But such disclosure is not always easy. Announcing organising strategy and potential innovation milestones to the market can be tricky. Disclose too much and the company could give rivals sensitive information about its innovation pipeline; disclose too little and investors could be kept in the dark and continuous disclosure rules breached in some circumstances.
Hnarakis say innovation disclosure is more problematic in small listed companies. “In large companies, you have greater scope to hide innovations when it is not clear if they are material. For example, a potential product innovation in a large corporate may not be price sensitive, so there is less urgency to disclose it to the market. In a small company, a product innovation could be price sensitive so must be disclosed immediately.”
“…there can be problems if the entrepreneurial CEO is too optimistic about the potential of their company’s innovations. They need to understand their organisation’s disclosure obligations on ASX and learn to stand back and tell the innovation story in a fair, balanced and timely manner to the market.”
Disclosure of strategic alliances can be complex, says Hnarakis. “I’ve been on boards where the organisation forms an alliance with a much larger organisation. Board and management cannot know for sure at the time if that alliance will translate into significant sales and whether it will be material to the share price. The alliance is usually a big deal for the small company, but far less so for the large organisation, which might kill the deal quickly if it does not deliver early results.”

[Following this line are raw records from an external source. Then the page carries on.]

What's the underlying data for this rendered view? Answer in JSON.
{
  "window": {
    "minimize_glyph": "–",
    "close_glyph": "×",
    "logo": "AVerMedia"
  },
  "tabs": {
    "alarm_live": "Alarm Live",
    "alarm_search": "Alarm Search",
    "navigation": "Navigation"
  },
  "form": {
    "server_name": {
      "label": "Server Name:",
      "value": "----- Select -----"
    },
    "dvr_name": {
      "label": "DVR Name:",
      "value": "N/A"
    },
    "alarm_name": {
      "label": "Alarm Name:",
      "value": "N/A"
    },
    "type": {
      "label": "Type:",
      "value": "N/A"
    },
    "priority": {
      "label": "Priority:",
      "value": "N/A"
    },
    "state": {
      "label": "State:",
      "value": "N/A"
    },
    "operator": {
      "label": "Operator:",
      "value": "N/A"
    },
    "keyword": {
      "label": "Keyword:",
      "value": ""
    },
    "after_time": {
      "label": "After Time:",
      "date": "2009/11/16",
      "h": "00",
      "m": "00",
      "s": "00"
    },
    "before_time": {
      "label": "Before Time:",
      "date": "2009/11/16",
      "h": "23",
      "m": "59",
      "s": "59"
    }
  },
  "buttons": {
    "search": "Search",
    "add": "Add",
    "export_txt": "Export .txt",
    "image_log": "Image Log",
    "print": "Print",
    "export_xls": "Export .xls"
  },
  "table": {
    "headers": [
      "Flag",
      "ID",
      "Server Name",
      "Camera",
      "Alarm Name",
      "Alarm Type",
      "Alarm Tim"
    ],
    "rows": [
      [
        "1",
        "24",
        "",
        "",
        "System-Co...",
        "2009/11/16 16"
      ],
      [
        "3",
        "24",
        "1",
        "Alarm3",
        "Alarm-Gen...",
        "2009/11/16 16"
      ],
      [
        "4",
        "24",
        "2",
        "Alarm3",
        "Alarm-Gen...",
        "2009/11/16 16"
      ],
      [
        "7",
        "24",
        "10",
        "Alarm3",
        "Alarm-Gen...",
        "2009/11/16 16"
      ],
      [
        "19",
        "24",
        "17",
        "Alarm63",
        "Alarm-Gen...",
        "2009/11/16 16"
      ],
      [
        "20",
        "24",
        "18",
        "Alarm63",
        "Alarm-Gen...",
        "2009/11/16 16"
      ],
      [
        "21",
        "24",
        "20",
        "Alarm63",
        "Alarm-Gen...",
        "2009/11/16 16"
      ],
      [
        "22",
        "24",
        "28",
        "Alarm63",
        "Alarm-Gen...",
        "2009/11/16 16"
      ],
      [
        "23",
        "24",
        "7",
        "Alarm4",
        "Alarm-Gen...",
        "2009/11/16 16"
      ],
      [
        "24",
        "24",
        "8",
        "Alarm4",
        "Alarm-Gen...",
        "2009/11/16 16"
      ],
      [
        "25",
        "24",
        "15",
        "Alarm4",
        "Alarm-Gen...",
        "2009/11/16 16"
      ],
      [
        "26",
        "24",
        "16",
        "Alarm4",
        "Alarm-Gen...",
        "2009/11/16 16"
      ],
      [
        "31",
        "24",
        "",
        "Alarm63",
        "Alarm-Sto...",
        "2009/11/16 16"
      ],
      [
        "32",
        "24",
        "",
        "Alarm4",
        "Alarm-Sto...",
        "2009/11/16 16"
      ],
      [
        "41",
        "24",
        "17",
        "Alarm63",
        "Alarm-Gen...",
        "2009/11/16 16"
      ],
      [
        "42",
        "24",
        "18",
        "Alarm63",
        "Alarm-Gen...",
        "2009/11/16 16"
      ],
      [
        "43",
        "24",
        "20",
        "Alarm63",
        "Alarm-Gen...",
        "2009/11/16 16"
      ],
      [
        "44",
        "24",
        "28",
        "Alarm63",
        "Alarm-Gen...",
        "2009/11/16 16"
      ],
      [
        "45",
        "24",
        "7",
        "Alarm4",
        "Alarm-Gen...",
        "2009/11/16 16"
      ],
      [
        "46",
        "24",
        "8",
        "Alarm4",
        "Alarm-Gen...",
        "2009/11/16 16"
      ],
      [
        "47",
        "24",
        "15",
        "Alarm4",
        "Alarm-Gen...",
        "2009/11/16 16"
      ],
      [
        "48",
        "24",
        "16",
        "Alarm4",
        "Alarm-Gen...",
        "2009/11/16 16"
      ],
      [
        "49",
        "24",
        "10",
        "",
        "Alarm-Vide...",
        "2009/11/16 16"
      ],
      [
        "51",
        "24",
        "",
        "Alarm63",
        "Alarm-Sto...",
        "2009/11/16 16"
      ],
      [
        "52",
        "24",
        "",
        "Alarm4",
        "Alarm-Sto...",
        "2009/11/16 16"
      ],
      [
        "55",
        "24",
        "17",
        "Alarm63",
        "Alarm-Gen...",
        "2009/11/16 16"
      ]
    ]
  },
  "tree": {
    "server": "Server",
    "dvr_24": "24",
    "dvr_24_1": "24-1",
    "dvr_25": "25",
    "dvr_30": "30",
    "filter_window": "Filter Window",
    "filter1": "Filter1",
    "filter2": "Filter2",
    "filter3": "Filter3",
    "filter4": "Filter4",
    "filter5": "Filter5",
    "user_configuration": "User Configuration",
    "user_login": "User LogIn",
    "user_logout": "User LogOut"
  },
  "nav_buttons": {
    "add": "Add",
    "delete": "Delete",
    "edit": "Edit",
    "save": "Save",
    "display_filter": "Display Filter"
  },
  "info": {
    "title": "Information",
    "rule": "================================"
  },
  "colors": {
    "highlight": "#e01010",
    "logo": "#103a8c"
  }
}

Working with CEOs who have low or no investor relations experience can be another governance challenge with innovation disclosure, says Hnarakis. “The board might work with a founder CEO who has taken a private tech company public and has no experience dealing with shareholders in a listed-company environment. The board has a significant ‘coaching’ role with the CEO to help him or her create an investor relations narrative around the firm’s innovation.”
Boards sometimes must rein in entrepreneurial founders. “The start-up CEO’s great strengths are usually their passion, self-belief and willingness to make sacrifices to build a company,” says Hnarakis. “But there can be problems if the entrepreneurial CEO is too optimistic about the potential of their company’s innovations. They need to understand their organisation’s disclosure obligations on ASX and learn to stand back and tell the innovation story in a fair, balanced and timely manner to the market.”

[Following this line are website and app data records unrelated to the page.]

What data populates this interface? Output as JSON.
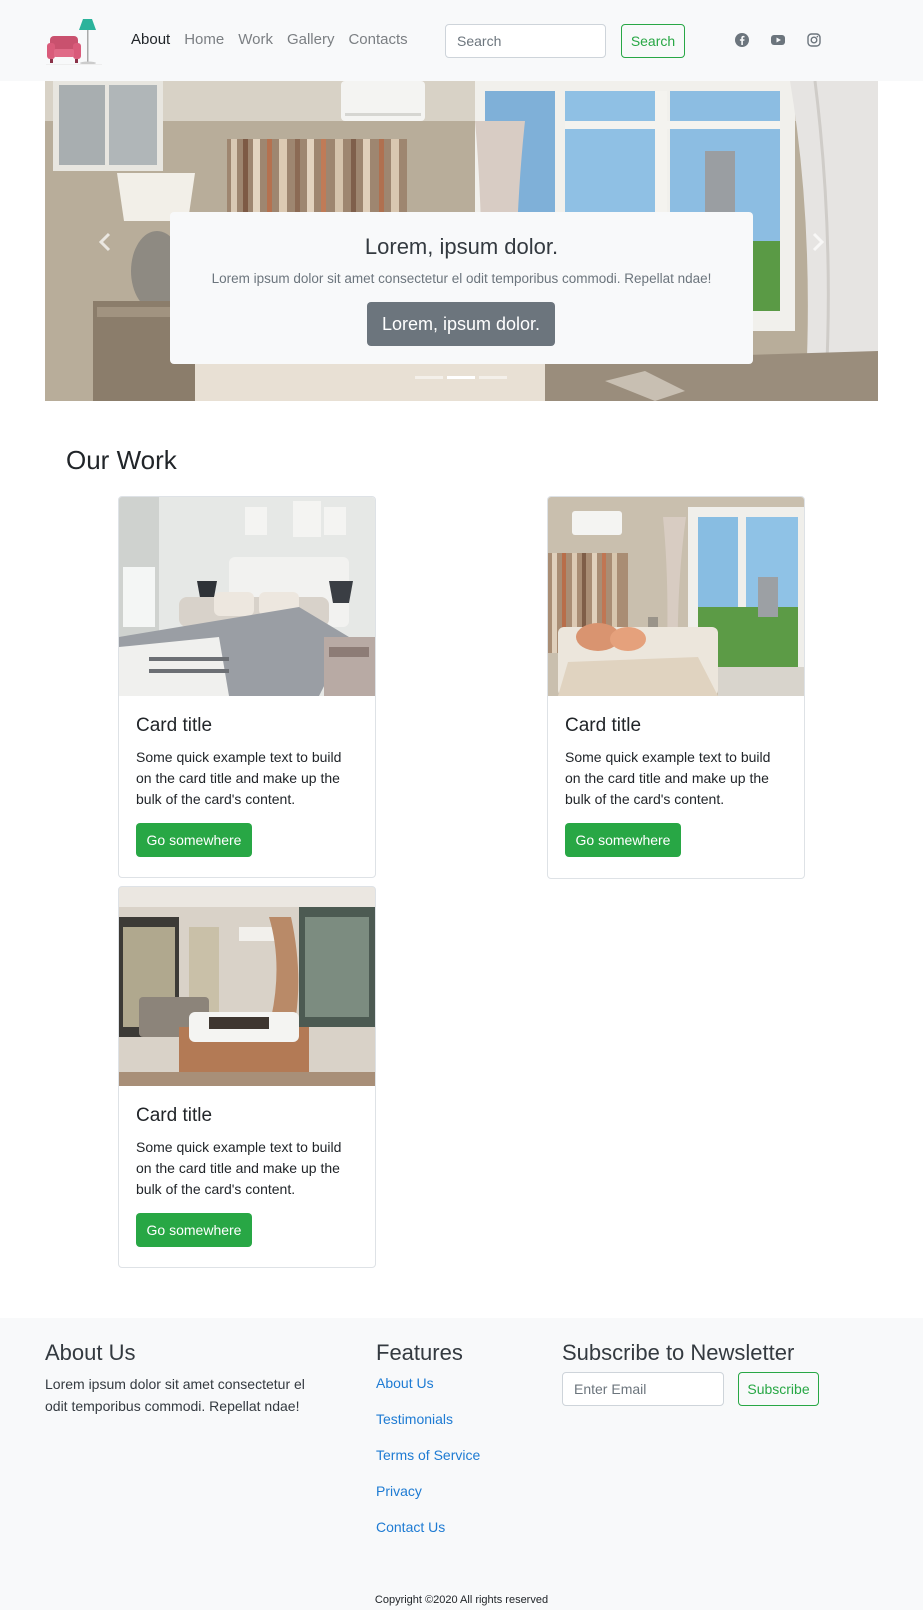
{
  "navbar": {
    "logo_icon": "armchair-lamp-logo",
    "links": [
      {
        "label": "About",
        "active": true
      },
      {
        "label": "Home",
        "active": false
      },
      {
        "label": "Work",
        "active": false
      },
      {
        "label": "Gallery",
        "active": false
      },
      {
        "label": "Contacts",
        "active": false
      }
    ],
    "search_placeholder": "Search",
    "search_button": "Search",
    "social_icons": [
      "facebook-icon",
      "youtube-icon",
      "instagram-icon"
    ]
  },
  "carousel": {
    "caption_title": "Lorem, ipsum dolor.",
    "caption_text": "Lorem ipsum dolor sit amet consectetur el odit temporibus commodi. Repellat ndae!",
    "caption_button": "Lorem, ipsum dolor.",
    "indicator_count": 3,
    "active_indicator": 2
  },
  "work": {
    "title": "Our Work",
    "cards": [
      {
        "title": "Card title",
        "text": "Some quick example text to build on the card title and make up the bulk of the card's content.",
        "button": "Go somewhere"
      },
      {
        "title": "Card title",
        "text": "Some quick example text to build on the card title and make up the bulk of the card's content.",
        "button": "Go somewhere"
      },
      {
        "title": "Card title",
        "text": "Some quick example text to build on the card title and make up the bulk of the card's content.",
        "button": "Go somewhere"
      }
    ]
  },
  "footer": {
    "about_title": "About Us",
    "about_text": "Lorem ipsum dolor sit amet consectetur el odit temporibus commodi. Repellat ndae!",
    "features_title": "Features",
    "features_links": [
      "About Us",
      "Testimonials",
      "Terms of Service",
      "Privacy",
      "Contact Us"
    ],
    "newsletter_title": "Subscribe to Newsletter",
    "email_placeholder": "Enter Email",
    "subscribe_button": "Subscribe",
    "copyright": "Copyright ©2020 All rights reserved"
  },
  "colors": {
    "accent_green": "#28a745",
    "link_blue": "#1e7bd3",
    "nav_bg": "#f8f9fa",
    "caption_button_gray": "#6c757d"
  }
}
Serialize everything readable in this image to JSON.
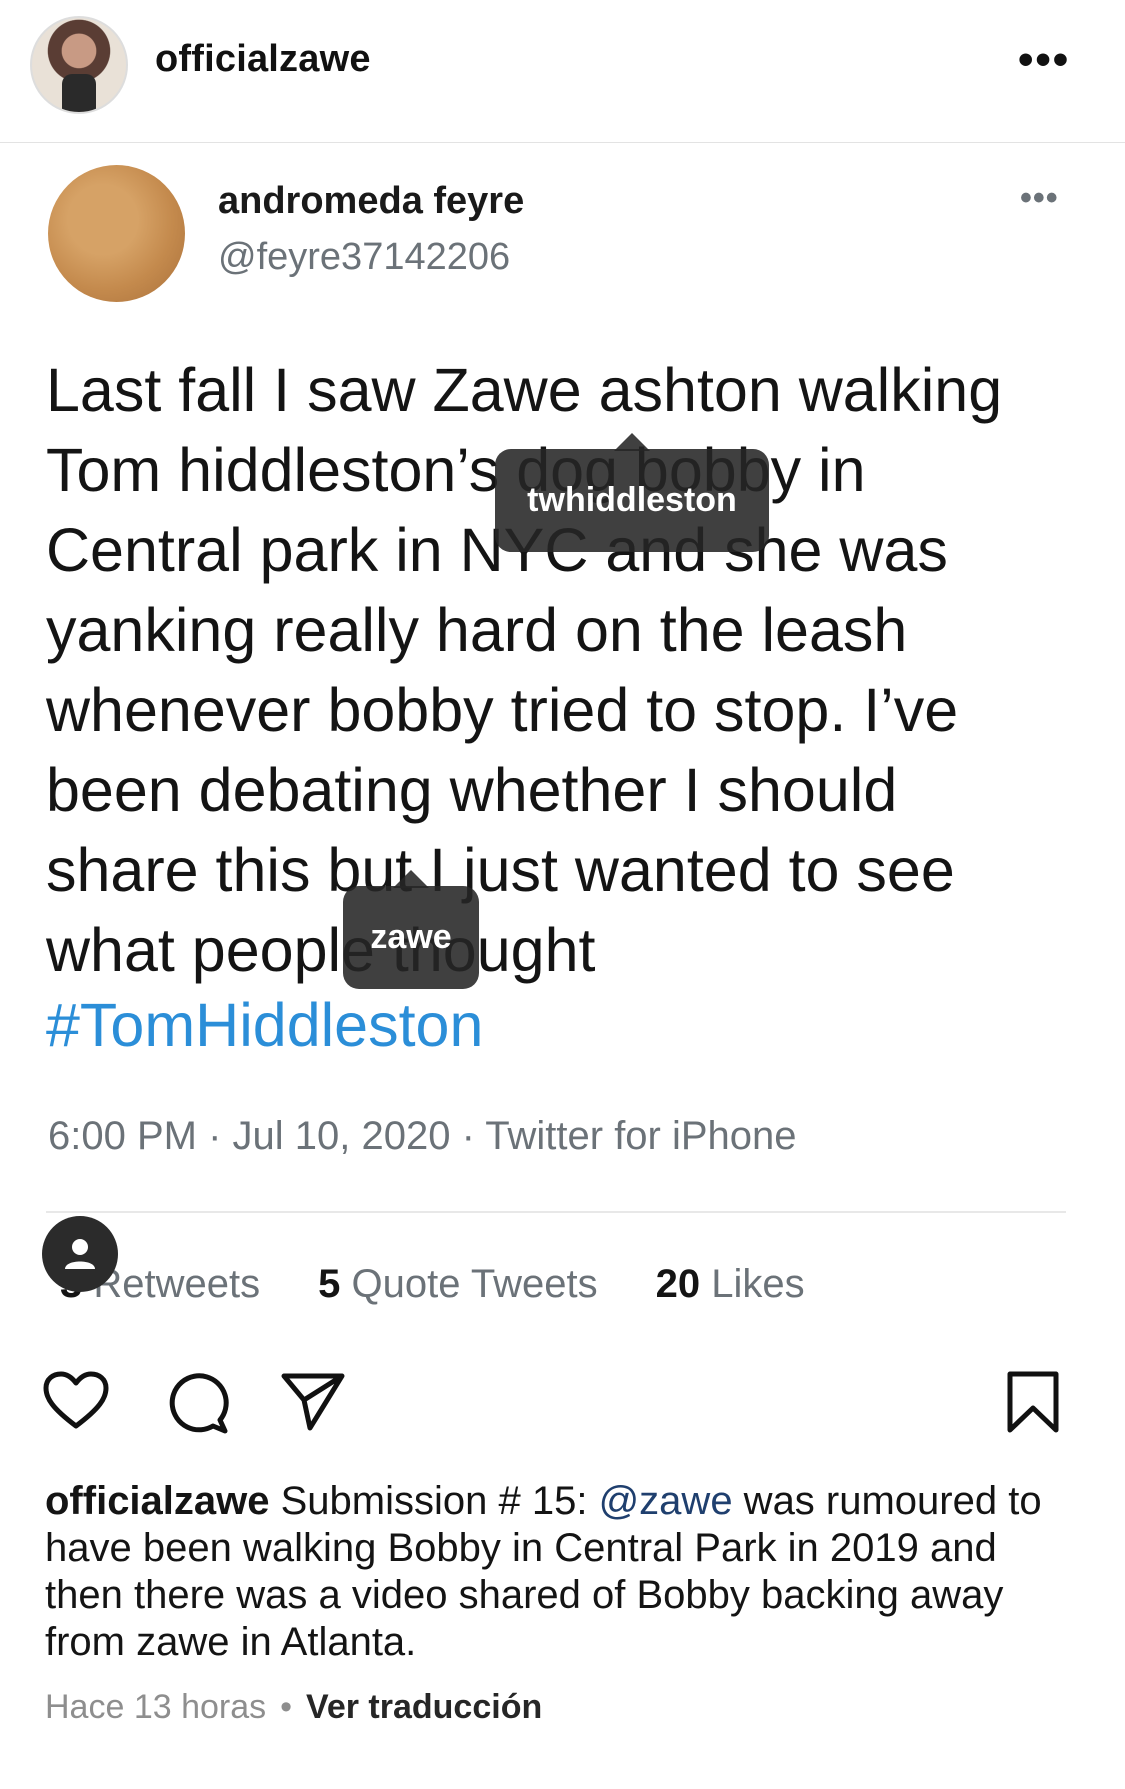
{
  "post": {
    "username": "officialzawe",
    "more_label": "•••"
  },
  "tweet": {
    "name": "andromeda feyre",
    "handle": "@feyre37142206",
    "more_label": "•••",
    "text": "Last fall I saw Zawe ashton walking\nTom hiddleston’s dog bobby in\nCentral park in NYC and she was\nyanking really hard on the leash\nwhenever bobby tried to stop. I’ve\nbeen debating whether I should\nshare this but I just wanted to see\nwhat people thought",
    "hashtag": "#TomHiddleston",
    "meta": "6:00 PM · Jul 10, 2020 · Twitter for iPhone",
    "retweets_count": "3",
    "retweets_label": "Retweets",
    "quotes_count": "5",
    "quotes_label": "Quote Tweets",
    "likes_count": "20",
    "likes_label": "Likes"
  },
  "tags": [
    {
      "name": "twhiddleston"
    },
    {
      "name": "zawe"
    }
  ],
  "caption": {
    "username": "officialzawe",
    "text_before": " Submission # 15: ",
    "mention": "@zawe",
    "text_after": " was rumoured to have been walking Bobby in Central Park in 2019 and then there was a video shared of Bobby backing away from zawe in Atlanta."
  },
  "footer": {
    "time": "Hace 13 horas",
    "separator": "•",
    "translate": "Ver traducción"
  },
  "icons": [
    "more-icon",
    "user-tag-icon",
    "heart-icon",
    "comment-icon",
    "share-icon",
    "bookmark-icon"
  ]
}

Company resources are another issue in innovation disclosure, says Hnarakis. “Small listed companies, particularly those still in the pre-revenue phase, want to preserve capital. They do not have funds for in-house investor relations experts and lots of legal advice on innovation disclosure. Issuing market announcements on potential innovations can be costly and time-consuming, so management and the board must be clear on whether the news is material.”
Hnarakis says an advantage of small companies is boards can get closer to the innovations. “There is an old governance saying that boards need short fingers and long noses. That is, they need to be looking closely at the organisation without getting involved in day-to-day management. In smaller firms, boards need to be prepared to be a little more hands-on.”
He adds: “Boards I am on spend time understanding their organisation’s innovation pipeline. Directors get a feel for innovations that are more significant than others and will need timely market disclosure, and those that stay under the radar for a little longer. It can be a fine line knowing what the organisation should disclose on innovation, but the challenge is even greater if directors are not close enough to the business.”